“There is absolutely a lack of confidence amongst investors of the company achieving its targets,” Harry Wilson told Reuters. “There’s a substantial amount of shareholder frustration.”
GM revealed Wilson’s board aspirations earlier on Tuesday. The former member of the U.S. auto task force that helped restructure the company in bankruptcy in 2009 also plans to propose at GM’s annual meeting in June that it launch an $8 billion share buyback program.
Wilson said the pace of change at GM “has been quite slow” and the No. 1 U.S. automaker was still underperforming its potential. He said GM’s 2016 and 2020 profit margin targets are admirable but the company has failed to say how it will hit them.
“They put out these multi-year targets with nothing in between and it makes it hard to evaluate whether they’re on track or not,” he said. “As a result people really discount GM’s ability to get to those long-term targets.”

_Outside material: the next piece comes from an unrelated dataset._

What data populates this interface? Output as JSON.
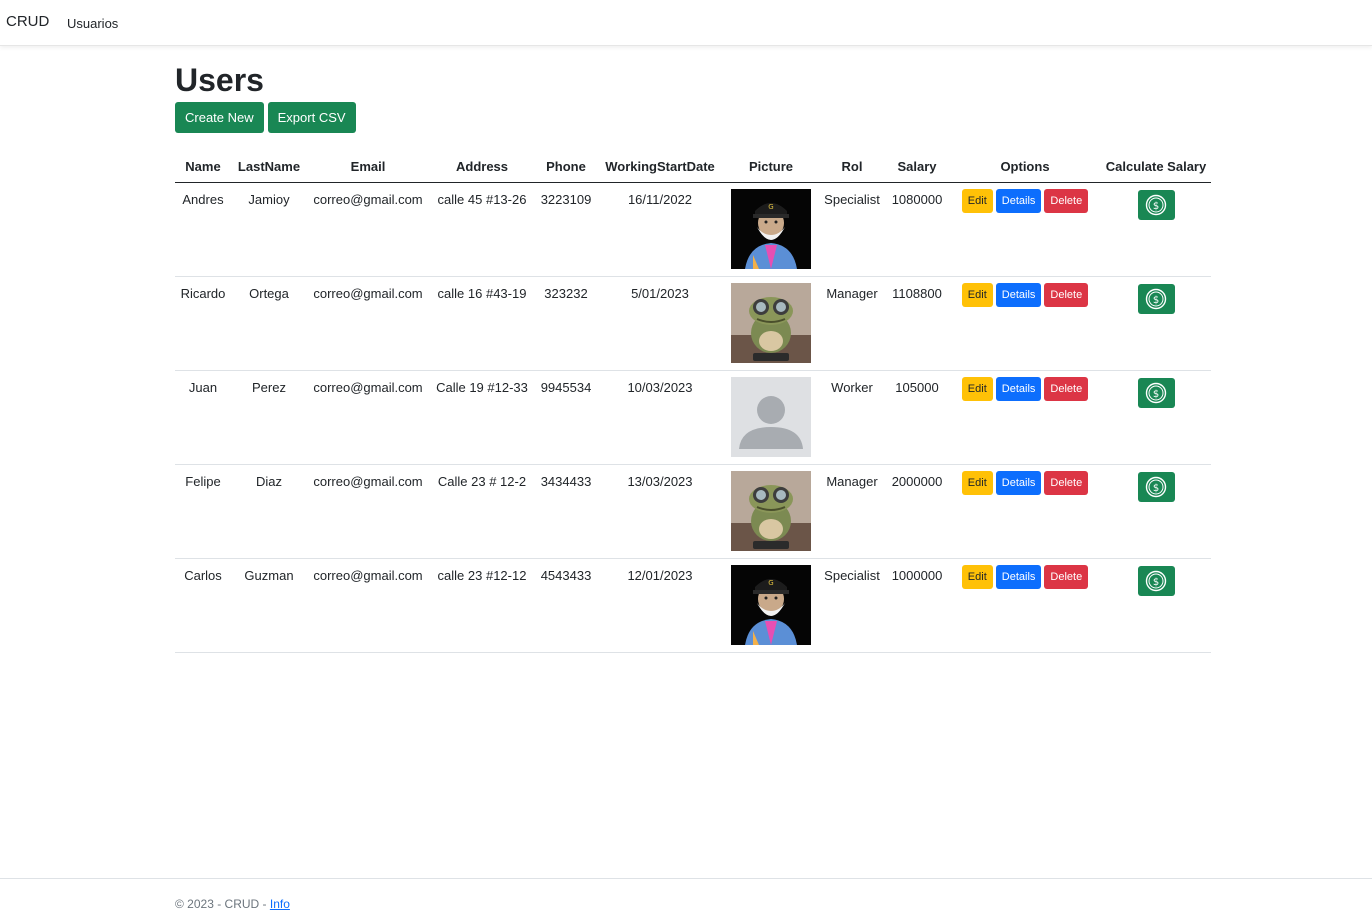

Wilson said GM has “way more cash than it needs, and that creates an opportunity to buy back a stock that’s very cheap.” He said the company would likely end 2015 with about $30 billion in cash, which suggests it will have at least $10 billion in excess cash, if not more.
Wilson, 43, called the proposal for an $8 billion buyback “incredibly conservative” and said his group, which includes David Tepper’s Appaloosa Management and three other hedge funds, had wrestled with proposing a larger buyback program.
Wilson, a 1993 Harvard graduate, worked at a series of finance industry jobs, including stints at Goldman Sachs GS.N, the Blackstone Group BX.N and Silver Point Capital, an investment fund, before being tapped to join the Obama administration task force assembled to restructure GM and the former Chrysler Group LLC in 2009.
At GM, Wilson was one of the key architects of the government-led restructuring that resulted in the closure of hundreds of U.S. dealerships, the winding down of the storied Pontiac brand and a financial recapitalization that transformed much of GM’s debt into equity held by the U.S. government. The Treasury Department said in April 2014 that it lost $11.2 billion on its investments in GM.
After leaving the auto task force, Wilson ran as a Republican for comptroller of the state of New York, but lost the race. In 2011, he founded Maeva Group, and has worked on restructurings at several other companies.
He cited his experiences as an independent director at automotive technology supplier Visteon Corp VC.N as a potential template for how he would work on GM’s board. Visteon put Wilson on its board in 2011 at the urging of shareholders dissatisfied with the company’s performance.
“There was not enough focus on goals and milestones,” he said. Since the summer of 2012, he says, Visteon’s stock has more than tripled.
Editing by Matthew Lewis